SUPPLIED MATERIAL:
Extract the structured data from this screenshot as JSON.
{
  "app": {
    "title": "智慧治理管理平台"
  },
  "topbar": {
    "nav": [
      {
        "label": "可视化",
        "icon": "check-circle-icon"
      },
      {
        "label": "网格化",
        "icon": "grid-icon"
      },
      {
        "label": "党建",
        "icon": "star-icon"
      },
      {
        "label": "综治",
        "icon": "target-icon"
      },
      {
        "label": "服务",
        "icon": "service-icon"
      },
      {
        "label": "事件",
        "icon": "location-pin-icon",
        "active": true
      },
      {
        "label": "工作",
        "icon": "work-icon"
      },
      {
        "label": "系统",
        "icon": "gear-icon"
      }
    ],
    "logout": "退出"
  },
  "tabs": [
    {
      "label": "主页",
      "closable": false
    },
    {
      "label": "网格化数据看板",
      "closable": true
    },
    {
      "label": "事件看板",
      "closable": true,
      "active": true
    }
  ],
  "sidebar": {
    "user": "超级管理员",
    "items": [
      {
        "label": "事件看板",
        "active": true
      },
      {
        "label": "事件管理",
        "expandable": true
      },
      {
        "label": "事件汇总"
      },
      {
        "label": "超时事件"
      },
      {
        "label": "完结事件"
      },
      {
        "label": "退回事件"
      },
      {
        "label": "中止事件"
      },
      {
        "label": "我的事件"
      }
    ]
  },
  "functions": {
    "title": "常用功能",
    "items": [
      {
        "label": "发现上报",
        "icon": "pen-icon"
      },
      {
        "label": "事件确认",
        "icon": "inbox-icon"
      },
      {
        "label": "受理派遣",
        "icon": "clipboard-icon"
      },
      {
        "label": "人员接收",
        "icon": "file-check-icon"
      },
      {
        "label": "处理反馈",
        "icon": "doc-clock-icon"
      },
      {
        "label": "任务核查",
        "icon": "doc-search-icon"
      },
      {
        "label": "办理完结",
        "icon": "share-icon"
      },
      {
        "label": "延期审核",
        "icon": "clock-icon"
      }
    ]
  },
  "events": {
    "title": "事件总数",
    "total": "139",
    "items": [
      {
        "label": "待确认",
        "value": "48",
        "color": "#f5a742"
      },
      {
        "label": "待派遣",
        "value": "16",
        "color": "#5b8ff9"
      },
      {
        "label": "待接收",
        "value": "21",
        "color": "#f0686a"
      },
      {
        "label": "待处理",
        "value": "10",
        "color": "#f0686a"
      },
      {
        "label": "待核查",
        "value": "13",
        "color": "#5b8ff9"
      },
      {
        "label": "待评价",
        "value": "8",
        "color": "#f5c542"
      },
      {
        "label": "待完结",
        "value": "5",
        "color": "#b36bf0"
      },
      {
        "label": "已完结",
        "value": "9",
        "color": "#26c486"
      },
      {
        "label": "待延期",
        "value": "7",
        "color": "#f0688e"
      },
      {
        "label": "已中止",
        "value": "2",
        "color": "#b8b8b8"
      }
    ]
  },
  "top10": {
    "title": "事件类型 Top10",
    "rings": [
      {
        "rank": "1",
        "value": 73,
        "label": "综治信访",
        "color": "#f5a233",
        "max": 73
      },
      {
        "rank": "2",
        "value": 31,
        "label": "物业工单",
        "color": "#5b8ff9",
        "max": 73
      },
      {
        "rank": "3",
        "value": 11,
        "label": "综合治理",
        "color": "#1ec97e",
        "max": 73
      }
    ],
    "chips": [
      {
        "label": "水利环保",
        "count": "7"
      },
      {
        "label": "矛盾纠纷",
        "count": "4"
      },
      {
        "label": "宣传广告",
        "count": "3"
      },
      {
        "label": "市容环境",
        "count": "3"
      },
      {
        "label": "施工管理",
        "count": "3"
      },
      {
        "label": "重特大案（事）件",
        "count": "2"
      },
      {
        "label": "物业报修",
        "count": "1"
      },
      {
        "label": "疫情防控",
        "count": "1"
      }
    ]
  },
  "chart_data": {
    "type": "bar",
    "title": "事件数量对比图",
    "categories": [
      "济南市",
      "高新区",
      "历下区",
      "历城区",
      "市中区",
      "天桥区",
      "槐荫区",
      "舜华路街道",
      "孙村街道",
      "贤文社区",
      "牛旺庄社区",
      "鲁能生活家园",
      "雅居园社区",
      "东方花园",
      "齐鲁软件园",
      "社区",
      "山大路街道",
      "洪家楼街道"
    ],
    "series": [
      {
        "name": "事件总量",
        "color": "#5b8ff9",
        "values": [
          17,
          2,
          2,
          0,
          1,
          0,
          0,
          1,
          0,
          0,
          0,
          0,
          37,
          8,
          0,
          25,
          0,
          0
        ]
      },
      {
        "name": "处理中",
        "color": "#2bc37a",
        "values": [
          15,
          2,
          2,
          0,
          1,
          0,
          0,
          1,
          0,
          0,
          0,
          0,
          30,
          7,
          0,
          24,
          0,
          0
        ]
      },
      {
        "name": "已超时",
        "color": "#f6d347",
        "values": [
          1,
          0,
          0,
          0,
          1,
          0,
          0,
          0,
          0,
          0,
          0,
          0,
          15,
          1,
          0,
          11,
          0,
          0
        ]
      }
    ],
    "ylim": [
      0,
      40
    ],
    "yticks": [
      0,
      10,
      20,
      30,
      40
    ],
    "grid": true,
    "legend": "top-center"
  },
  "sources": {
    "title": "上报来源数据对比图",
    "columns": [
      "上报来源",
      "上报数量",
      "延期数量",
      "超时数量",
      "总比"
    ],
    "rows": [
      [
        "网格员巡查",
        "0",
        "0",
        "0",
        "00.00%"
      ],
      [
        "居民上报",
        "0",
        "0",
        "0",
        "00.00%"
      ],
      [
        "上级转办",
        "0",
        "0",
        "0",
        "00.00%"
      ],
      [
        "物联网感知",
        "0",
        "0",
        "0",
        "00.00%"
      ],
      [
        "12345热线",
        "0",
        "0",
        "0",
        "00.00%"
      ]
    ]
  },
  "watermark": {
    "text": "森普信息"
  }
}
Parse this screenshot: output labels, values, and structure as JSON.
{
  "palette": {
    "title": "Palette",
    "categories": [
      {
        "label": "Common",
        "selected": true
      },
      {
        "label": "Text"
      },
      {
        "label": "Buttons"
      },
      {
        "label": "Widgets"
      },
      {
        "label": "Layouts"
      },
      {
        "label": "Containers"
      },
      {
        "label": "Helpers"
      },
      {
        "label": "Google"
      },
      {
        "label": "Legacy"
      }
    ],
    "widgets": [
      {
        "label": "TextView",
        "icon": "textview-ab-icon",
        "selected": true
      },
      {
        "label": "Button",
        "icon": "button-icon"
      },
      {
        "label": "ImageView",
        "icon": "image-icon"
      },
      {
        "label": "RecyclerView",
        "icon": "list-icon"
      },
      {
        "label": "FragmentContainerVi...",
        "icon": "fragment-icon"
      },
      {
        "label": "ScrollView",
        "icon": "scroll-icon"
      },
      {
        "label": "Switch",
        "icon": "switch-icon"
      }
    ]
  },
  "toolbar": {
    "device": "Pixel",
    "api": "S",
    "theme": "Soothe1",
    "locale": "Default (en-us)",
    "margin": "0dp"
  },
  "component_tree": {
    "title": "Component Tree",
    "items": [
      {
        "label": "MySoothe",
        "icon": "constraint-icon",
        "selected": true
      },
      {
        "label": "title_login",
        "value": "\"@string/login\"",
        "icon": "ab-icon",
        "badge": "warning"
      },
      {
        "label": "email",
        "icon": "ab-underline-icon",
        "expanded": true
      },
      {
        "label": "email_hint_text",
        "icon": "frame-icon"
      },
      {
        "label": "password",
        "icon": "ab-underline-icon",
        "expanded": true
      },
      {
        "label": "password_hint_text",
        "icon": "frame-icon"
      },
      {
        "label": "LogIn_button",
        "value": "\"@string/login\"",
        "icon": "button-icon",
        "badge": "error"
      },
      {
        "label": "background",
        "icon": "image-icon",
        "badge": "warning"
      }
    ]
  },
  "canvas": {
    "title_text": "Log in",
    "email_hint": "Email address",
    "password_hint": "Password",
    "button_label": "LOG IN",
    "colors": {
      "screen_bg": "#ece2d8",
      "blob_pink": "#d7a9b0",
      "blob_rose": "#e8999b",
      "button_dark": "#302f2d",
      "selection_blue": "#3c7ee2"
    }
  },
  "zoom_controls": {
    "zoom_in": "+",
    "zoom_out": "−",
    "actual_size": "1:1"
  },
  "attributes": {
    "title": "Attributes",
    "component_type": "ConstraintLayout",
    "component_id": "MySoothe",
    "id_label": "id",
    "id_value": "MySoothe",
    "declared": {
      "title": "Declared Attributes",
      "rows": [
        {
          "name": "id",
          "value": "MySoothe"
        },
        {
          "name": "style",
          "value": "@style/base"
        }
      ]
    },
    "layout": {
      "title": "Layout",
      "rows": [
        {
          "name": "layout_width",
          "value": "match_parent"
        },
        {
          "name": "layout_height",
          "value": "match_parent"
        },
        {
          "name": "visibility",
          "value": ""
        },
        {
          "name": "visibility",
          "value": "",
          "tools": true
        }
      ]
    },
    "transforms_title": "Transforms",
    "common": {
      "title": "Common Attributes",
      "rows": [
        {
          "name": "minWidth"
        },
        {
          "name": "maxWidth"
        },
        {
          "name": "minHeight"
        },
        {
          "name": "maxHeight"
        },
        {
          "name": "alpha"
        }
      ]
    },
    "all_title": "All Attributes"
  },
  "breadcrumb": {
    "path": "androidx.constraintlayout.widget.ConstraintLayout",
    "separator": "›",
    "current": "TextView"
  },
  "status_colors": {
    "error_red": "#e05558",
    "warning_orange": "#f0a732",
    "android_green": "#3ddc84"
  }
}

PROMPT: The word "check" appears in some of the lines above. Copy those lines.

REPLY TO THE EXERCISE:
        "icon": "check-circle-icon"
        "icon": "file-check-icon"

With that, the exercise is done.